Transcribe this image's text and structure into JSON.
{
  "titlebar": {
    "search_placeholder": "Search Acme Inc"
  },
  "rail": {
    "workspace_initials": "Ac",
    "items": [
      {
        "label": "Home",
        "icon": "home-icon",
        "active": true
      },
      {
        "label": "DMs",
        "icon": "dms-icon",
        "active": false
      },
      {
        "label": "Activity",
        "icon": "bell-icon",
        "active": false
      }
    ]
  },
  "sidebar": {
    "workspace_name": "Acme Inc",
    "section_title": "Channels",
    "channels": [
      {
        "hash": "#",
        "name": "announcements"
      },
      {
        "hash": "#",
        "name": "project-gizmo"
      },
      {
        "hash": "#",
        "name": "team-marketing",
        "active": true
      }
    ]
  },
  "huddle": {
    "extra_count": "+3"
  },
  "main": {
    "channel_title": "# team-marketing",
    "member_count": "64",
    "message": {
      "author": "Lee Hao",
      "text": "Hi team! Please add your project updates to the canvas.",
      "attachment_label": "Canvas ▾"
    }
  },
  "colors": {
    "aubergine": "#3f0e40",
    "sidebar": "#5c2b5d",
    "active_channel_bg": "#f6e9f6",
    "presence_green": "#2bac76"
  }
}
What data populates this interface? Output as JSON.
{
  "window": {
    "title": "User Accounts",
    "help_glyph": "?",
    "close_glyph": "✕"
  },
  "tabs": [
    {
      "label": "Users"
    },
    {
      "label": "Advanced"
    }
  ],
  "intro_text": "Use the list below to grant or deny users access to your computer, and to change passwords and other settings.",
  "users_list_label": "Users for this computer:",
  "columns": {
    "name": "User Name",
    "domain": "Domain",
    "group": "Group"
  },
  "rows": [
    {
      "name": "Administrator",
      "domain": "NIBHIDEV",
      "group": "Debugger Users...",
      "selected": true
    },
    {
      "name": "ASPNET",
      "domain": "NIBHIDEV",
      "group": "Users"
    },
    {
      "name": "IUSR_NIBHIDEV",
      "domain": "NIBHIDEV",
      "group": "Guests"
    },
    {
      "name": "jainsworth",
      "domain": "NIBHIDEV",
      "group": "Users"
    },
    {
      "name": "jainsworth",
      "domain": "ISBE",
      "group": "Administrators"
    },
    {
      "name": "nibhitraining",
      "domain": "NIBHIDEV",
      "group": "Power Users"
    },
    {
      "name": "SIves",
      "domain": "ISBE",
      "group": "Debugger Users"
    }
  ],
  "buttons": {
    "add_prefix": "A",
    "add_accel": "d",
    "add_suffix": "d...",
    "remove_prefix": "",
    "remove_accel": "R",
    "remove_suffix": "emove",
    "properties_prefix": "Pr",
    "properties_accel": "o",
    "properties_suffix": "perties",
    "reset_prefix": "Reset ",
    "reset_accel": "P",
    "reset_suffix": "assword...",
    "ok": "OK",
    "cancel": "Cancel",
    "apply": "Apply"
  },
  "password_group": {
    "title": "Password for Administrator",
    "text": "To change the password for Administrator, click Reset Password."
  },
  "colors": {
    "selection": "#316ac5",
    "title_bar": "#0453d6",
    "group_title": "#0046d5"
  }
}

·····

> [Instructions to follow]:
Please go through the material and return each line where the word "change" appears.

> [Solution to this task]:
  "intro_text": "Use the list below to grant or deny users access to your computer, and to change passwords and other settings.",
    "text": "To change the password for Administrator, click Reset Password."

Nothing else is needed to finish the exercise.